The implemented solution uses configurations in the SAP BW process chain that executes the InfoPackage with a data validation routine. The routine performs pre-defined functional validation of the entire data sets. Only successfully validated flat files will then be loaded into the system for further processing and consumption in upstream systems. Any erroneous data sets are directly recorded in the active table of the direct update DSO, along with an error message and all necessary fields (such as current data and time). The request is set to failure status. The process chain has a step to purge persistent staging layer (PSA) data when the request (InfoPackage) has failed in functional validation. This is to avoid accidental processing of the same request from the PSA.
The testing was performed using multiple flat files containing transaction data with multiple errors. All flat files were processed in quick succession and the data validation routine in the InfoPackage recorded all the erroneous business transactions, as shown below.
The same erroneous transaction data and errors, when viewed using the BEx report, are shown here.
Lastly, we present the workbook with error analysis performed multiple ways: for a specific time period (error frequency, error frequency by flat file name, and error frequency by date).
Organizations employing SAP BW or SAP BW/4HANA may run into errors when uploading flat files into the business warehouse. It’s important for these to be validated against functional errors to avoid subsequent upstream challenges. These functional errors—messages and respective transaction data sets—could be persistently stored to derive some error analytics that could be used in a variety of ways. In this post, we presented a solution that utilizes a combination of standard BW toolsets and some customized components.

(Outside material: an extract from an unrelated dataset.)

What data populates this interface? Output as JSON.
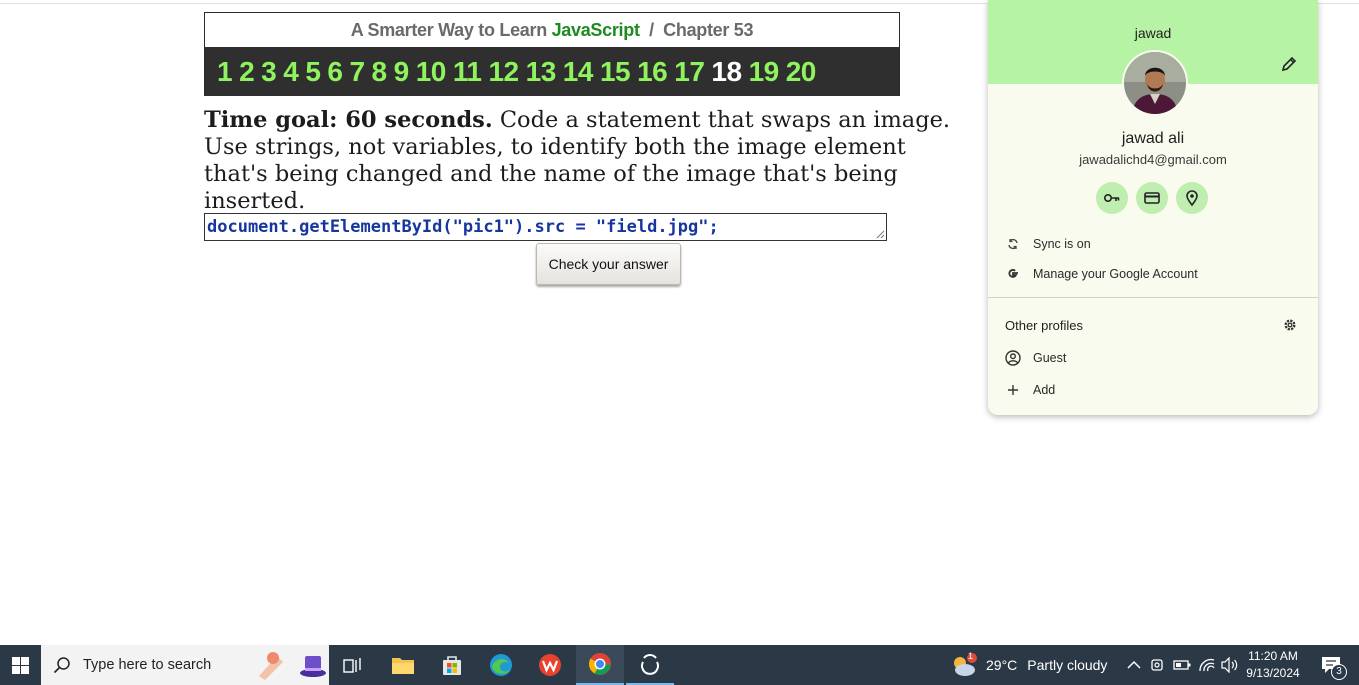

Thanks to Snehal Mehare and Rajesh Hemnani for their assistance with this post.